10. Ref. 4, pp. 21-22.
SAGAN'S IMPROBABLE PROBABILITIES
To the Editor of KRONOS:
Various examples of Sagan's slapdash scholarship were discussed in KRONOS VI:3 by S. Kogan.(1) The following sentence from Sagan's "An Analysis of Worlds in Collision" (2) provides yet another example: "Thus, the chance of Velikovsky's comet making a single full or grazing collision with the Earth within the last few thousand years is (3 x 104) / (3 x 107) = 10-3, or one chance in a thousand. . ."
One chance in a thousand is about the best probability Sagan offers Velikovsky, but the careful reader will find that Sagan's division of thirty thousand (3 x 104) by thirty million (3 x 107) 107) spurious. The demise of Sagan's generous "one chance in a thousand" is no great loss, however, since the chances improve considerably when one considers near-collisions rather than Sagan's actual impact collisions.(3)
What do Sagan's numbers represent?
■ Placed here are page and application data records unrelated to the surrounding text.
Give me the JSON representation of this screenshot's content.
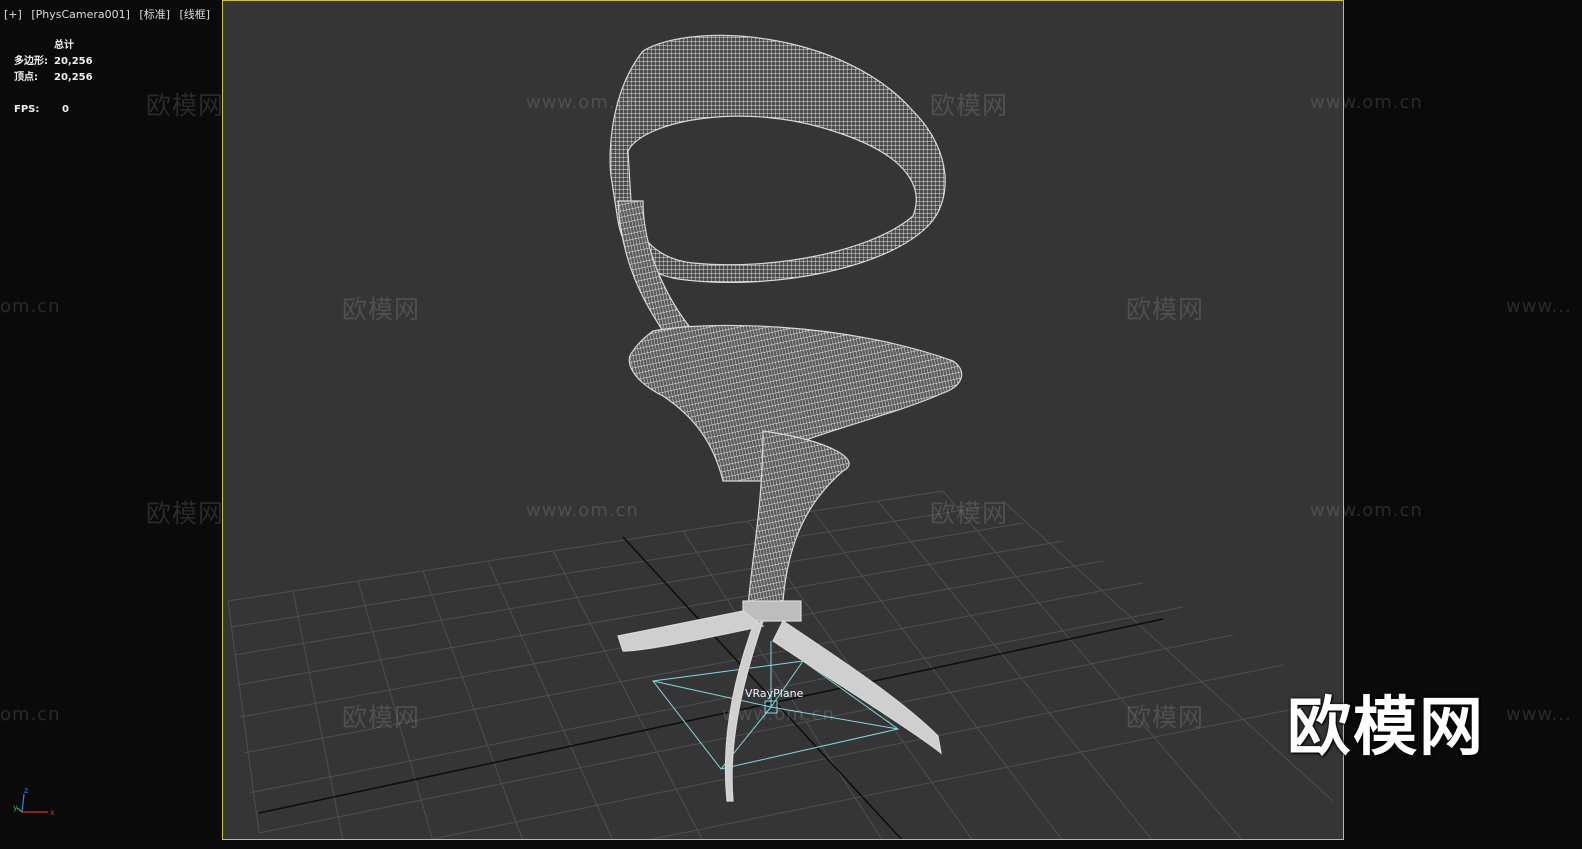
{
  "viewport": {
    "menu": "[+]",
    "camera": "[PhysCamera001]",
    "shading_mode": "[标准]",
    "display_mode": "[线框]"
  },
  "stats": {
    "header": "总计",
    "polygons_label": "多边形:",
    "polygons_value": "20,256",
    "vertices_label": "顶点:",
    "vertices_value": "20,256",
    "fps_label": "FPS:",
    "fps_value": "0"
  },
  "scene": {
    "object_label": "VRayPlane",
    "wire_color": "#dcdcdc",
    "light_color": "#7fd8e0",
    "grid_color": "#4f4f4f",
    "bg_color": "#353535"
  },
  "watermarks": {
    "cn_text": "欧模网",
    "url_text": "www.om.cn",
    "url_partial_left": "om.cn",
    "url_partial_right": "www...",
    "brand": "欧模网"
  },
  "gizmo": {
    "x_label": "x",
    "y_label": "y",
    "z_label": "z"
  },
  "icons": [
    "axis-gizmo-icon"
  ]
}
Thirty million evidently represents the number of years before an impact occurs, or the odds per year against an impact, but there's no clue to the meaning of 3 x 104. If it's supposed to represent "the last few thousand years", then it's wrong; it should be 3 x 103, and the quotient should be 10-4. If it's supposed to represent the number of millennia before an impact occurs, or the odds per millennium against an impact,(4) then the number seems correct but its use in this calculation is not what Sagan suggests; the quotient has nothing to do with odds or probability but is simply a mathematical truism that expresses the number of millennia per year.
Once again, the numbers Sagan rattles off don't stand up to close scrutiny.
Raymond C. Vaughan
Hamburg, N. Y.
1. S. Kogan, "Sagan vs. Sagan", KRONOS VI:3, pp. 3441.